What is needed | Say how many lines in the records hold the word "Gloucester", and give nothing but that number.

Records supplied |
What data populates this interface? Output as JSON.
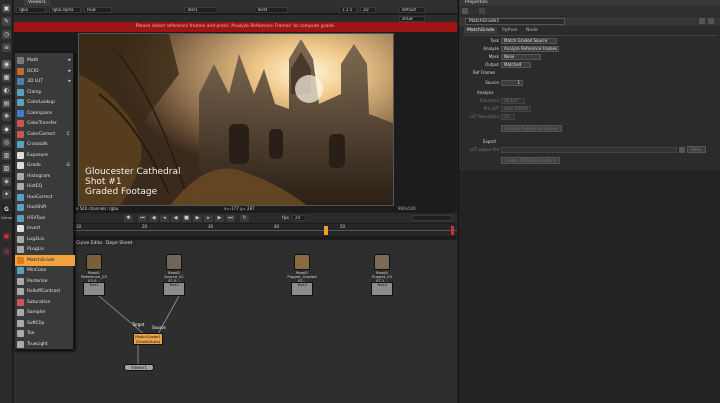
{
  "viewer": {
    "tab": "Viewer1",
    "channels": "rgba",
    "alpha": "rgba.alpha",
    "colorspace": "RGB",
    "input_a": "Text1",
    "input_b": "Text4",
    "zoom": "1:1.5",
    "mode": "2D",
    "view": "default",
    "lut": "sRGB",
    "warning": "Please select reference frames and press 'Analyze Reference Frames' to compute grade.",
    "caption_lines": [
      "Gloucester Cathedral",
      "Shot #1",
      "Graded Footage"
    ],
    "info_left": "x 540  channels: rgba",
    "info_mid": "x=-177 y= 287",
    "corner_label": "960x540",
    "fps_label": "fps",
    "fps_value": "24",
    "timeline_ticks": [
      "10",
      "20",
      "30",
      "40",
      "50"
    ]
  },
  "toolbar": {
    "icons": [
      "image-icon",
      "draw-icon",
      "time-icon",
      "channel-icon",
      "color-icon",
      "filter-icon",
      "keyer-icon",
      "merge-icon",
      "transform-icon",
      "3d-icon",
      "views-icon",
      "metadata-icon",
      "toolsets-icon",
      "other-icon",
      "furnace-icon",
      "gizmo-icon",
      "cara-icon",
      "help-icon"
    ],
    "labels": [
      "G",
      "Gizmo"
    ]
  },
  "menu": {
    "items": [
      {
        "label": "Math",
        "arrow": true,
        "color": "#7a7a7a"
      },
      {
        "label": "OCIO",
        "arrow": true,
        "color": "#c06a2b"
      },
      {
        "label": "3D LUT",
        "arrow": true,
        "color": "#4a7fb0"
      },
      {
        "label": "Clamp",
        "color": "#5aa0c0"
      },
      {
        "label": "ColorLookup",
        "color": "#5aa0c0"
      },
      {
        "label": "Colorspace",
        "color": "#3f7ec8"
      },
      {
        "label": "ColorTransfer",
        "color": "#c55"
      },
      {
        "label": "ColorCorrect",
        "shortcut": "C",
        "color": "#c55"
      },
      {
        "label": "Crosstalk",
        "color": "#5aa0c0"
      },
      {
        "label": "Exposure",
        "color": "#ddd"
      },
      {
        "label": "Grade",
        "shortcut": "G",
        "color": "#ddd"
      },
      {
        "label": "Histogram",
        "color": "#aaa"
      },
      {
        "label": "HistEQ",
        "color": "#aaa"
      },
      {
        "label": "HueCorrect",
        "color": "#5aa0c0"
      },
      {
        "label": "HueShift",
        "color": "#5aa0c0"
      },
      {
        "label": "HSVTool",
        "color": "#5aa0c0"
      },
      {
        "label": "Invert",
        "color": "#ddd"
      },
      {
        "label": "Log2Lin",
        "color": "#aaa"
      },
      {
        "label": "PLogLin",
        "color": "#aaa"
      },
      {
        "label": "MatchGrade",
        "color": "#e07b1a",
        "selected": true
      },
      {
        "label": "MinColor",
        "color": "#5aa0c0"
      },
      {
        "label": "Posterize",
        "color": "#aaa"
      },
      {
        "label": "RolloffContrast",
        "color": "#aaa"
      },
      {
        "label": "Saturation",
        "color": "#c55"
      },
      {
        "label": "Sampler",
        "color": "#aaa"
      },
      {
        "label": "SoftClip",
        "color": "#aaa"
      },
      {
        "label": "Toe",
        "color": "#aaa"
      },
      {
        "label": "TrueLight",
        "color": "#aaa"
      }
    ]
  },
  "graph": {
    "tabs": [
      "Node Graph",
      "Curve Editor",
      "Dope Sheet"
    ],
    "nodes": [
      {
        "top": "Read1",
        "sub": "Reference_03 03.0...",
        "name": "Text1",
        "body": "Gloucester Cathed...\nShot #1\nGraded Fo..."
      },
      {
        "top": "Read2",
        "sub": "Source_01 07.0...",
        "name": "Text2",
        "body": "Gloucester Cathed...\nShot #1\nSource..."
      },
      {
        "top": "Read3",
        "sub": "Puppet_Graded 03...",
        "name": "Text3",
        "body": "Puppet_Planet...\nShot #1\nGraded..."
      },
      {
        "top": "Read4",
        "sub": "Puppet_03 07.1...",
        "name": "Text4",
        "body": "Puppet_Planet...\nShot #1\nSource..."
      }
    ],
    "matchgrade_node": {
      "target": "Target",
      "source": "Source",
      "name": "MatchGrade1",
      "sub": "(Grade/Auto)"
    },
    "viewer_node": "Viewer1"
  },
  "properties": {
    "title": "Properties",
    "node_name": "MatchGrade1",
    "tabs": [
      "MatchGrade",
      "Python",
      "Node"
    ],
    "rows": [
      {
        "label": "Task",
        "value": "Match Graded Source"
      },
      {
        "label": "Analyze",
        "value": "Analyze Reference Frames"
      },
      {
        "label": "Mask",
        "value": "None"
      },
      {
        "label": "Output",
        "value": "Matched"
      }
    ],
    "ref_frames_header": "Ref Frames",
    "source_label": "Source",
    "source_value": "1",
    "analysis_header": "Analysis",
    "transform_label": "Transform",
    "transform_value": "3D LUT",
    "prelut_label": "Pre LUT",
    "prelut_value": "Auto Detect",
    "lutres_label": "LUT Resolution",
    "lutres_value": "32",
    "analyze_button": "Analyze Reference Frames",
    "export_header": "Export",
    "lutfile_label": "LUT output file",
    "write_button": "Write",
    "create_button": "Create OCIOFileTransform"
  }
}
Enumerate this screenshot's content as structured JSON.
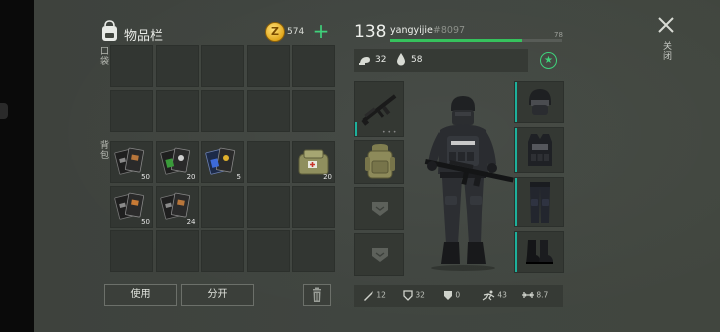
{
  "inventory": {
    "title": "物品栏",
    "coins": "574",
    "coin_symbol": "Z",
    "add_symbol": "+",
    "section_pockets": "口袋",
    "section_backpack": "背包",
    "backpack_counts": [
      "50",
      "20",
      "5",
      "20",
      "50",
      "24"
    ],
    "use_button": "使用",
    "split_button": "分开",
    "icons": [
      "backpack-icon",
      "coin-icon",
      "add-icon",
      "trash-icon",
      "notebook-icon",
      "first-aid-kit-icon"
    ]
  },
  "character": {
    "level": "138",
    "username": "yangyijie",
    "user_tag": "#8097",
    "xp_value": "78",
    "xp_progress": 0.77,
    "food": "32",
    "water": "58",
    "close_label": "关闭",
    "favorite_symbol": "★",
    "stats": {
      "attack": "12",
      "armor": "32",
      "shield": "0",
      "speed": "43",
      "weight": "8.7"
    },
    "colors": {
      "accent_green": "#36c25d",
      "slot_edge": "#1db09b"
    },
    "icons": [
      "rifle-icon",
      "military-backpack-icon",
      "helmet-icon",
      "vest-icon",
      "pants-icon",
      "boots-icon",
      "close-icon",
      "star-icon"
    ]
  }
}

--

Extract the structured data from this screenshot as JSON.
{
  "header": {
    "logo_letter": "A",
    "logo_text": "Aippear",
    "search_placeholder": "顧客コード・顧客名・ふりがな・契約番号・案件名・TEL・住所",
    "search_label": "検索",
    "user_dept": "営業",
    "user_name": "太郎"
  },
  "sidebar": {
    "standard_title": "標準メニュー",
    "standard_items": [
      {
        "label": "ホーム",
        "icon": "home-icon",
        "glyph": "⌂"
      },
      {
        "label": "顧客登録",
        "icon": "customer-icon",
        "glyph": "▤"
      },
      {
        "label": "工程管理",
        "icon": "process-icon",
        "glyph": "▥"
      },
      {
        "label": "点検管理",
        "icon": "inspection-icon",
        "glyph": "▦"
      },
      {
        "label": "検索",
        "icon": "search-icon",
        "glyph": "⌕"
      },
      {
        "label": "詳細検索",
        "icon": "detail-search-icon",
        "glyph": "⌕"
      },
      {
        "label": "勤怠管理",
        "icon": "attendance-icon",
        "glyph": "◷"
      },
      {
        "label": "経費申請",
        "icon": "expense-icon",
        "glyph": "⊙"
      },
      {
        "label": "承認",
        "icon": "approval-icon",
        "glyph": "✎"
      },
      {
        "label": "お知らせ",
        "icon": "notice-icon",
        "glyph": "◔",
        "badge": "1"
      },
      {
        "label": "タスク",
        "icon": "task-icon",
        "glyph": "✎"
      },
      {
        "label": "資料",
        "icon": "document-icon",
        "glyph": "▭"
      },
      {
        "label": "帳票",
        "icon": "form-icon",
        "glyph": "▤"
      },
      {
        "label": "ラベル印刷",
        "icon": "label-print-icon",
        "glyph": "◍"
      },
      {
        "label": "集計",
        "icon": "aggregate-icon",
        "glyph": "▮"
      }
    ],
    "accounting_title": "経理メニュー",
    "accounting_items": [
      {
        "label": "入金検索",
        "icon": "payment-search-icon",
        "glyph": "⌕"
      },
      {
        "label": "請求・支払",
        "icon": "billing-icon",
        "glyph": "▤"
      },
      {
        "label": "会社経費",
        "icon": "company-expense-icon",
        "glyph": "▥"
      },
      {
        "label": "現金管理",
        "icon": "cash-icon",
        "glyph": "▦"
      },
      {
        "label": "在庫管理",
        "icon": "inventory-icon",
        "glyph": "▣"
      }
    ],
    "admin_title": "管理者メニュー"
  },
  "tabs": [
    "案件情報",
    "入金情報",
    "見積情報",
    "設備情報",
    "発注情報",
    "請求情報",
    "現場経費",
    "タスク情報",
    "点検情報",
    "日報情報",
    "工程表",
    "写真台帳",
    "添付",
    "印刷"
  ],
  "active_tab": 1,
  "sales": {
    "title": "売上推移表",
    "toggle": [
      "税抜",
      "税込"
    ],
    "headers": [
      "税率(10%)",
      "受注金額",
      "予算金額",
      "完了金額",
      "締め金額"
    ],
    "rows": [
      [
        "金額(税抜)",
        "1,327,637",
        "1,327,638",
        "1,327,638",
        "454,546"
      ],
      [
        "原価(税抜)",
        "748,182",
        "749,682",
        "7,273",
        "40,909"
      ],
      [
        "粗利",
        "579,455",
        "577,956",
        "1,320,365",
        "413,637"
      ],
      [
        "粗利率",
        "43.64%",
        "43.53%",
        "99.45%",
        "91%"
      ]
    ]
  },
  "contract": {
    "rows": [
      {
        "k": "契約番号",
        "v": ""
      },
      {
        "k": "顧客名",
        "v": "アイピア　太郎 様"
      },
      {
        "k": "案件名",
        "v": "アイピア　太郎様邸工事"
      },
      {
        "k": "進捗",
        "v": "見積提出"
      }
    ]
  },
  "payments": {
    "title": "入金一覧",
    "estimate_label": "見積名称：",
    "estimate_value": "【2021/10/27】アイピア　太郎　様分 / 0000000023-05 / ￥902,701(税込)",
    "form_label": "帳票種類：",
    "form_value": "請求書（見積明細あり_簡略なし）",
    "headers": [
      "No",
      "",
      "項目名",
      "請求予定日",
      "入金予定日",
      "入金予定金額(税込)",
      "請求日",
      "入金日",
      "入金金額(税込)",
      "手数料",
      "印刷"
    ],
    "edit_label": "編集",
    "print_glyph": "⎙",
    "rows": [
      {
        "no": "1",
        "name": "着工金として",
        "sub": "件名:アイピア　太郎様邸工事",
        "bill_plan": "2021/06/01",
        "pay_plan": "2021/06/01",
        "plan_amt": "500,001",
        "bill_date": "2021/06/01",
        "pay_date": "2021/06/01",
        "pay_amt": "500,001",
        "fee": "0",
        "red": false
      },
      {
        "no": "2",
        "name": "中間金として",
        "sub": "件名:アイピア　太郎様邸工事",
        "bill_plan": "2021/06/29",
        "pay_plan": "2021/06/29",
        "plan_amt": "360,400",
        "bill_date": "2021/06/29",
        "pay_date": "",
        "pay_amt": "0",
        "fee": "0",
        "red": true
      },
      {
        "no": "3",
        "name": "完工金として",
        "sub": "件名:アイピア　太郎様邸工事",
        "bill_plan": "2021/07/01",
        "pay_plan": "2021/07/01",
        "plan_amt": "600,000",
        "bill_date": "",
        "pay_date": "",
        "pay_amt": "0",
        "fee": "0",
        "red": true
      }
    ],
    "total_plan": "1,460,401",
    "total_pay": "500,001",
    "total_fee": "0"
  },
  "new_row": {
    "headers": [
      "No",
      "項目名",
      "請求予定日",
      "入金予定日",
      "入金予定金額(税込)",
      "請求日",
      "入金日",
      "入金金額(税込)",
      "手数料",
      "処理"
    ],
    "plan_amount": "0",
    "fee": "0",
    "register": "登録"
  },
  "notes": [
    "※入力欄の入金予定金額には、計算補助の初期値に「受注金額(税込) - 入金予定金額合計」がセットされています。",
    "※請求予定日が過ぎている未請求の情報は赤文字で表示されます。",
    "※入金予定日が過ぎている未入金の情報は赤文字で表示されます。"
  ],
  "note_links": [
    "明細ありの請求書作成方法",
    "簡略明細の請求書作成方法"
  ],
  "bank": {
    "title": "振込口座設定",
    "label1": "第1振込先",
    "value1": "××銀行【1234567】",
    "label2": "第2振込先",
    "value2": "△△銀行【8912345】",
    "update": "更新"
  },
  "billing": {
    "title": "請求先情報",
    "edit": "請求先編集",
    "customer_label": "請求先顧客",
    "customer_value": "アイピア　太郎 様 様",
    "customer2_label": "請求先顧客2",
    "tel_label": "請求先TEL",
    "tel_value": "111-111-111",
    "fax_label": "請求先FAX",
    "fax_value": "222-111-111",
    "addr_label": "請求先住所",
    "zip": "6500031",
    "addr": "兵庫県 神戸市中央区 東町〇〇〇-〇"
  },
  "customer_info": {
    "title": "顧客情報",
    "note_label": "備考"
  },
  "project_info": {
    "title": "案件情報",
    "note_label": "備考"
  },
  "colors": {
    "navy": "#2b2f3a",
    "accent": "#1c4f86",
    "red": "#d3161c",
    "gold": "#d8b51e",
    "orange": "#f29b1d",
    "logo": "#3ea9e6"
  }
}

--

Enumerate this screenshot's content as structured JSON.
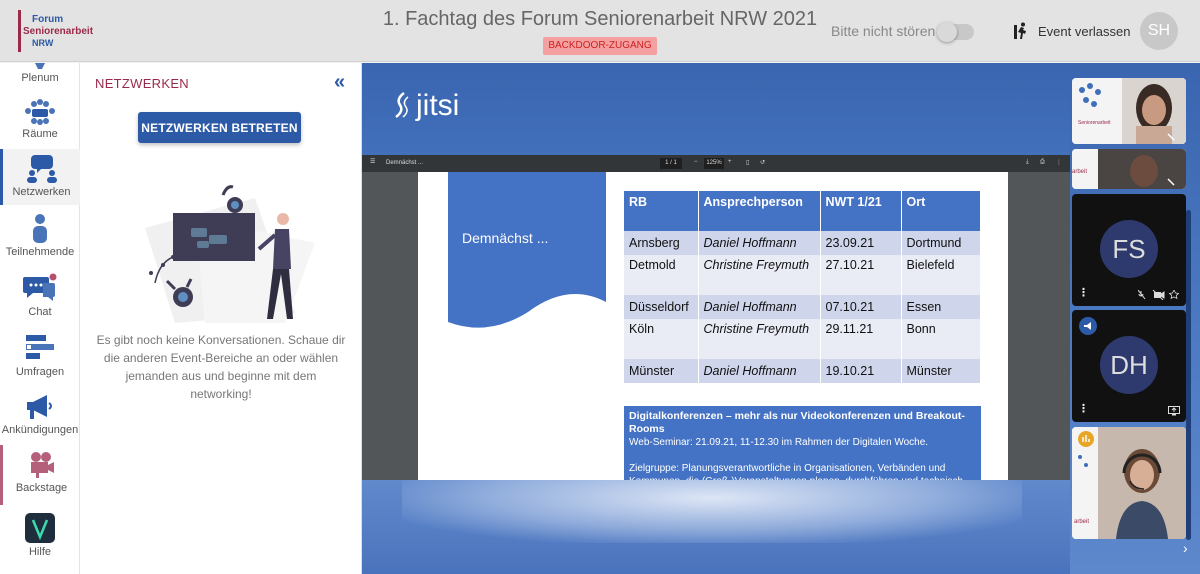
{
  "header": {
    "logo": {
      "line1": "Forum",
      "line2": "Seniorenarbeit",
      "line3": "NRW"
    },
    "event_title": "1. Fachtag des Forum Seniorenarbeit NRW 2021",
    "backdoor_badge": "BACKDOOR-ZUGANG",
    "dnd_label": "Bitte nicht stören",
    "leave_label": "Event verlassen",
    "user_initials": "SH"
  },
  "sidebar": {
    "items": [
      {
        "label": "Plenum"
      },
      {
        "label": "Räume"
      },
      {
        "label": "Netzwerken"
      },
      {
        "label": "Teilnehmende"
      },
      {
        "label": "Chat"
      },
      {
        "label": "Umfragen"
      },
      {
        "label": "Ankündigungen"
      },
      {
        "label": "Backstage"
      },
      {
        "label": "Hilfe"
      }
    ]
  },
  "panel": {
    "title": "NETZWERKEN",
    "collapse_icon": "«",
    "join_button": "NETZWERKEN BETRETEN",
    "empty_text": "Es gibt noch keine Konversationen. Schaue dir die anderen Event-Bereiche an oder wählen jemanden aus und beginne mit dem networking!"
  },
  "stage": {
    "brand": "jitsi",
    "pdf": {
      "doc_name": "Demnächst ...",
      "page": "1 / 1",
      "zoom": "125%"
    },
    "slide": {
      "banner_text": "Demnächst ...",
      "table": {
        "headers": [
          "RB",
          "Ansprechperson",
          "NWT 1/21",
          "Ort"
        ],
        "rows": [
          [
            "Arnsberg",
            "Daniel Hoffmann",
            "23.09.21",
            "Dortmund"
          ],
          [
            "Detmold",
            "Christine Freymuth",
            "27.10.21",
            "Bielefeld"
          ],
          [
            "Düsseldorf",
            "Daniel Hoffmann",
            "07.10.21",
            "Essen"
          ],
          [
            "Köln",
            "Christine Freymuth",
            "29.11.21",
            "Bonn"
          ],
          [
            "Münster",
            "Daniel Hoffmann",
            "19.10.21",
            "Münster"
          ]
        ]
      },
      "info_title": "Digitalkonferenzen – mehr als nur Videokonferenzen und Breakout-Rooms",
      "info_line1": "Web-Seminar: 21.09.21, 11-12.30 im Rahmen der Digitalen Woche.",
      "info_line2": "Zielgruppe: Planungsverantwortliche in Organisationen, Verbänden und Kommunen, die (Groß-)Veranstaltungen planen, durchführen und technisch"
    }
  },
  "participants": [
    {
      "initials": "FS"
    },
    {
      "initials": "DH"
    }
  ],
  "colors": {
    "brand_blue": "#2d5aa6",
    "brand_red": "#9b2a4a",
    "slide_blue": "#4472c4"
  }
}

Result of the task | 3